And St Vincent’s Sydney’s credentials in precision medicine continued to grow with the Kinghorn Cancer Centre-based Genomic Cancer Medicine Program recognised with a $50 million grant from the Commonwealth – the largest ever genomics grant in Australia – to expand its work nationally over the next five years.

Meanwhile the St Vincent’s Sydney campus’ Clinical Services Strategy – a document that will change the face of our work across public, private and our research facilities over 10 years – continued to come to life.

And in our aged care division, it was a year of consolidation as the team bedded down a period of strong growth and change in 2016-17.

The emphasis in our aged care facilities was the sustainability of our operations, as well as augmenting services to residents, particularly in the areas of clinical care and lifestyle.

The fact this was achieved with the lowest rate of Lost Time Injury incidences for any aged care organisation in Australia and New Zealand reflects impressively on the professionalism of our staff.

Striving for something greater is about pursuing excellence in our day-to-day work and aspiring to greater heights, whether that be in providing ‘person-centred care’, our clinical research endeavours, or in our business operations.

It’s about improving and enhancing our workforce, pursuing more efficient facilities, and delivering an even more outstanding safety performance.

But while we strived for, and achieved, excellence across the organisation, we continued to emphasise above all else our commitment to the poor and vulnerable.

In Melbourne, an evaluation showed that, among homeless people, there was a 28 per cent decrease in the number needing to access our Emergency Department, a 34 per cent reduction in the number of unplanned inpatient admissions, and a 30 per cent reduction in length of stay in the six months following their contact with the public hospital’s homeless health services, such was their effectiveness.

The evaluation also showed that, overall, these targeted interventions by St Vincent’s Melbourne’s homeless health services saved the public health system $1.425 million freeing up valuable resources to be used elsewhere.

We raised our voice on subjects as diverse as ending homelessness, the risks associated with voluntary assisted dying legislation, the unfairness of drug testing income support recipients, and the need to take a more welcoming and humanitarian approach to refugees.

The organisation’s activity and advocacy took place against a changing landscape in Australian health care.

Particularly in the area of private health provision, Australians increasingly reconsidered their options when it came to private health insurance as premiums rose and out-of-pocket costs became of greater concern.

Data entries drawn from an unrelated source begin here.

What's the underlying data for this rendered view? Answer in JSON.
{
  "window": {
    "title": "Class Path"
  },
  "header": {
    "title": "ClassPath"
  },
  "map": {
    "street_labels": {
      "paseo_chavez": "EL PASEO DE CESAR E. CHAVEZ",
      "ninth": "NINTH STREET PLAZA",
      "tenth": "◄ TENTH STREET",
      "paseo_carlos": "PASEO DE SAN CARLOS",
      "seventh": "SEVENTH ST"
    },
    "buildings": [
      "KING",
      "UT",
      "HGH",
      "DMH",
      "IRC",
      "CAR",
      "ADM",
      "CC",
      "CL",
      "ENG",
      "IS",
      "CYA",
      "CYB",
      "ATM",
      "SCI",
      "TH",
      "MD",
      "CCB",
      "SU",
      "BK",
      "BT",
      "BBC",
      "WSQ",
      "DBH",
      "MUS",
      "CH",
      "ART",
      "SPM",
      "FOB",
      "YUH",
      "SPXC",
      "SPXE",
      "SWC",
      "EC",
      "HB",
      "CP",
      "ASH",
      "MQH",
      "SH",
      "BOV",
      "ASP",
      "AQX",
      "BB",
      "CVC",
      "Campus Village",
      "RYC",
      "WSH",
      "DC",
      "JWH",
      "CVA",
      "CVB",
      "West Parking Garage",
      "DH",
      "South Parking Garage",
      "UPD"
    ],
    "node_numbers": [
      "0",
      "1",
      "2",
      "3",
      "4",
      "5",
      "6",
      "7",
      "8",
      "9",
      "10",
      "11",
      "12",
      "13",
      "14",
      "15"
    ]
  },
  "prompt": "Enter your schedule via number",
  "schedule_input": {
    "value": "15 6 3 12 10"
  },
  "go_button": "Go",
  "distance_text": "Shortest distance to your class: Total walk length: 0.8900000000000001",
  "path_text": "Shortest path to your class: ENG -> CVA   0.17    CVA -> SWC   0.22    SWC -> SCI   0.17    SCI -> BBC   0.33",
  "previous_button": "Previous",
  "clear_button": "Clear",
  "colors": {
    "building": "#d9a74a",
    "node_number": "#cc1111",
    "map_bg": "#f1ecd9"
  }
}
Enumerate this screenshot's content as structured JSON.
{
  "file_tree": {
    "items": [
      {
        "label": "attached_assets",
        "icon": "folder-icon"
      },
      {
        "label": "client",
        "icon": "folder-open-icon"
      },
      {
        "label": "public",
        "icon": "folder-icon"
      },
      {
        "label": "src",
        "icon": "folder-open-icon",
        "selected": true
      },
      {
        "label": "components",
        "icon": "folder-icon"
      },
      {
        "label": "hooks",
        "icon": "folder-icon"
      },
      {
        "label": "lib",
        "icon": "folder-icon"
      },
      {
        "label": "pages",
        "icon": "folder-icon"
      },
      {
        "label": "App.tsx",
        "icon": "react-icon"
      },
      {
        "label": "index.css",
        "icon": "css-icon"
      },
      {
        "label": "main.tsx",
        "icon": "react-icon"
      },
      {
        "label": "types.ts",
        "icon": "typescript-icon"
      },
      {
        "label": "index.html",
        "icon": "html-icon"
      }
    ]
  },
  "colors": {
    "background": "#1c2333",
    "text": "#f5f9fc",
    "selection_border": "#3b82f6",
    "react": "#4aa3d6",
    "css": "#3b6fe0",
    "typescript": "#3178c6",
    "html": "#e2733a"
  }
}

This resulted in many people reducing or deferring procedures compared to previous years leading to subdued volume growth in our private hospitals.

St Vincent’s Health Australia continued to increase efficiencies to offset subdued revenue growth without impacting the quality of patient care.

At the same time, we also increased our investment in clinical governance standards and technology (IT and medical equipment) to meet the changing needs of our patients and prepare ourselves for the future.

None of our work would be possible, of course, without the commitment, determination, professionalism and enthusiasm of our employees and volunteers.

The compassion and standards of care for which St Vincent’s is famous is not a product of the bricks and mortar of our workplaces, or the technology we use, however grateful we are for both. It’s a product of 19,000 extraordinary people working together – supported by our many volunteers and generous donors – living out our shared values in often unheralded and hidden ways.

From the kitchens in our facilities, administrative and clinical services, it’s our staff and volunteers who live our Mission.

We are grateful to them for all that they do.

Across the organisation, in every division – public, private, aged care and research – our enVision2025 strategy is strengthening and growing our operations so that more and more Australians can know our work and benefit from our care and support.

Mr Toby Hall
Mr Toby Hall
Group Chief Executive Officer
St Vincent’s Health Australia
Mr Toby Hall
Mr Paul Robertson, AO
Chair
St Vincent’s Health Australia
Mr Toby Hall
Dr Maria Theresa Ho
Chair
Trustees of Mary Aikenhead Ministries